But copyrights aren’t meant to live forever. The U.K. copyright would have outlived Barrie for fifty years (the law at the time) and died in 1987, if a later statute had not carved out an exception. The Copyright, Designs and Patents Act 1988 explicitly granted a perpetual extension of some of the rights to Peter Pan the play and entitled GOSH to the royalties.

Since, GOSH has protested the publication of a number of derivative works, including Peter and the Starcatchers – the first of a series of prequels written by Dave Barry and Ridley Pearson and published by Disney. These books went on to be bestsellers, with a play version opening on Broadway this year and a movie version in the works. As one defense, Disney cited the distinction between the copyrights of Peter Pan the play, first performed in 1904, and the novel, published in 1911. The statute, Disney argued, guarded the rights of former but not the latter

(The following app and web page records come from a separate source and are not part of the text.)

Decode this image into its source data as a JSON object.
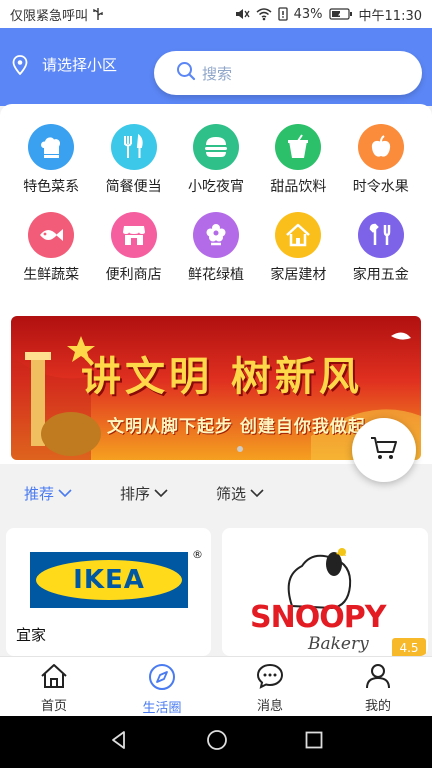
{
  "status_bar": {
    "left_text": "仅限紧急呼叫",
    "battery": "43%",
    "time": "中午11:30"
  },
  "header": {
    "location_label": "请选择小区",
    "search_placeholder": "搜索",
    "bg_color": "#5b86f5"
  },
  "categories": [
    {
      "label": "特色菜系",
      "icon": "chef-hat-icon",
      "color": "#3aa0f0"
    },
    {
      "label": "简餐便当",
      "icon": "fork-knife-icon",
      "color": "#3cc8e8"
    },
    {
      "label": "小吃夜宵",
      "icon": "burger-icon",
      "color": "#2fc08a"
    },
    {
      "label": "甜品饮料",
      "icon": "drink-cup-icon",
      "color": "#2cc06a"
    },
    {
      "label": "时令水果",
      "icon": "apple-icon",
      "color": "#fa8c3c"
    },
    {
      "label": "生鲜蔬菜",
      "icon": "fish-icon",
      "color": "#f25c78"
    },
    {
      "label": "便利商店",
      "icon": "store-icon",
      "color": "#f55fa0"
    },
    {
      "label": "鲜花绿植",
      "icon": "flower-icon",
      "color": "#b36be8"
    },
    {
      "label": "家居建材",
      "icon": "house-icon",
      "color": "#fbbf1c"
    },
    {
      "label": "家用五金",
      "icon": "tools-icon",
      "color": "#7c63e8"
    }
  ],
  "banner": {
    "title": "讲文明 树新风",
    "subtitle": "文明从脚下起步 创建自你我做起"
  },
  "filters": {
    "recommend": "推荐",
    "sort": "排序",
    "filter": "筛选"
  },
  "shops": [
    {
      "name": "宜家",
      "logo_text": "IKEA",
      "registered_mark": "®"
    },
    {
      "logo_text": "SNOOPY",
      "logo_sub": "Bakery",
      "rating": "4.5"
    }
  ],
  "tabs": [
    {
      "label": "首页",
      "icon": "home-icon"
    },
    {
      "label": "生活圈",
      "icon": "compass-icon"
    },
    {
      "label": "消息",
      "icon": "chat-icon"
    },
    {
      "label": "我的",
      "icon": "user-icon"
    }
  ],
  "accent_color": "#4a7bf0"
}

The story of Peter Pan’s copyright is a poetic illustration of the best and worst arguments for copyright protection. On the one hand, “won’t someone please think of the children?!” On the other, we have a classic story already very much a part of the public imagination. The moral anxiety surrounding copyright violations stems partly from what we learned in school, where the written word is sacred: plagiarism is really, really bad. But not all trespass of copyrights is as clear-cut as pretending ownership of someone else’s homework. The stroke of midnight, a poison apple, true love’s first kiss – the magic of these phrases is stolen from stories told a hundred different times, a hundred different ways. Is a retelling of Peter Pan more or less a violation than a retelling of Cinderella? The difficulty of distinguishing the play from the novel further highlights the unnaturalness of guarding intellectual property.

Of course, the state has an interest in making sure more Neverlands are created by securing the benefits of these works. However, the state does not have an interest in barring all travel to Neverland forevermore. What about all the current and future bestselling books and movies and plays that may themselves become classics? For how long should we stunt the growth of an idea – a good idea, that catches the fancy of those a hundred years after its first imagination?

Ironically enough, Peter Pan is not a happy story. It is about a boy who wouldn’t – couldn’t – grow up.

 

For more information about the controversy surrounding Peter Pan’s copyright, please read: Jennifer S. Green, Copyrights in Perpetuity: Peter Pan May Never Grow Up, 24 Penn St. Int’l L. Rev. 841 (2006).

Joo-Young Rognlie has a degree in English and is a 1L at Harvard.